## Task to complete:
Write each line below back out exactly, omitting its pictures.

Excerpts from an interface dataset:
»»

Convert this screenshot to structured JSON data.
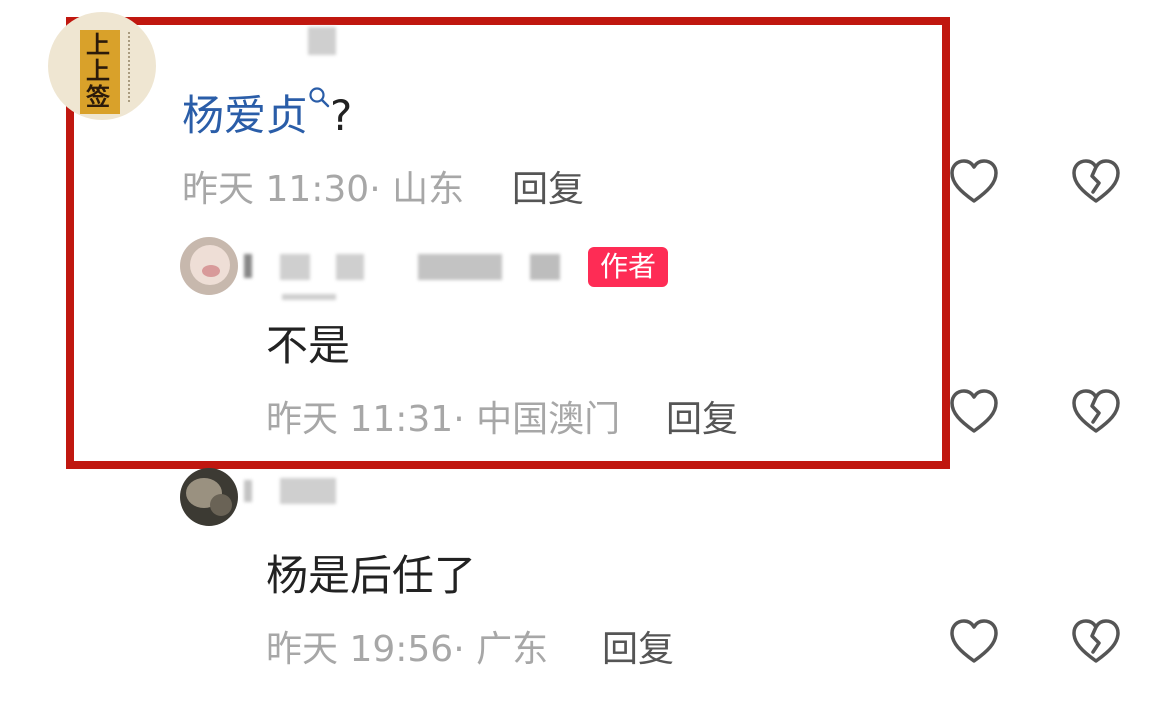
{
  "comment": {
    "avatar_text": "上上签",
    "mention": "杨爱贞",
    "suffix": "?",
    "time": "昨天 11:30",
    "dot": "·",
    "location": "山东",
    "reply_label": "回复"
  },
  "replies": [
    {
      "badge": "作者",
      "text": "不是",
      "time": "昨天 11:31",
      "dot": "·",
      "location": "中国澳门",
      "reply_label": "回复"
    },
    {
      "text": "杨是后任了",
      "time": "昨天 19:56",
      "dot": "·",
      "location": "广东",
      "reply_label": "回复"
    }
  ],
  "icons": {
    "like": "heart-icon",
    "dislike": "broken-heart-icon"
  },
  "colors": {
    "highlight_border": "#c0170f",
    "mention_blue": "#2a5da8",
    "badge_bg": "#fe2c55"
  }
}
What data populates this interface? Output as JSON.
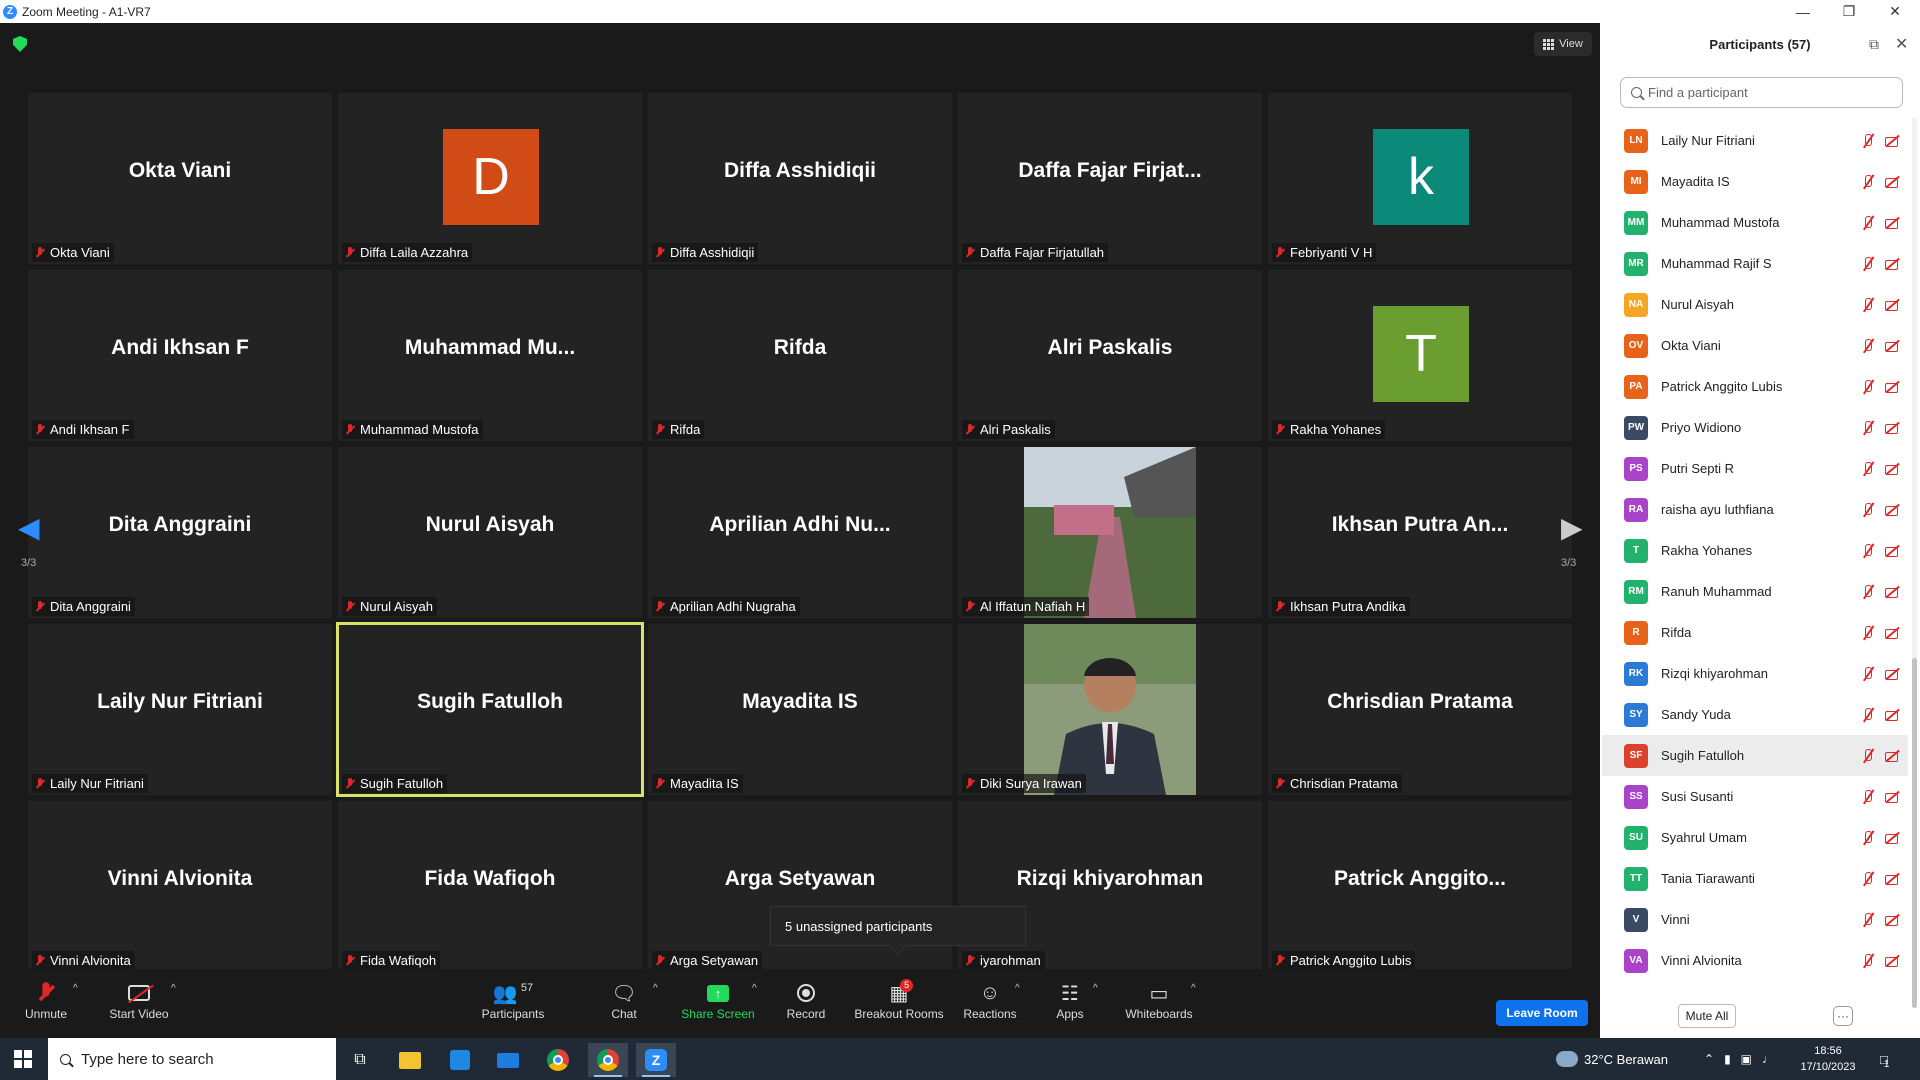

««

## Answer box:
Convert this screenshot to structured JSON data.
{
  "comment": {
    "avatar_text": "上上签",
    "mention": "杨爱贞",
    "suffix": "?",
    "time": "昨天 11:30",
    "dot": "·",
    "location": "山东",
    "reply_label": "回复"
  },
  "replies": [
    {
      "badge": "作者",
      "text": "不是",
      "time": "昨天 11:31",
      "dot": "·",
      "location": "中国澳门",
      "reply_label": "回复"
    },
    {
      "text": "杨是后任了",
      "time": "昨天 19:56",
      "dot": "·",
      "location": "广东",
      "reply_label": "回复"
    }
  ],
  "icons": {
    "like": "heart-icon",
    "dislike": "broken-heart-icon"
  },
  "colors": {
    "highlight_border": "#c0170f",
    "mention_blue": "#2a5da8",
    "badge_bg": "#fe2c55"
  }
}
What data populates this interface? Output as JSON.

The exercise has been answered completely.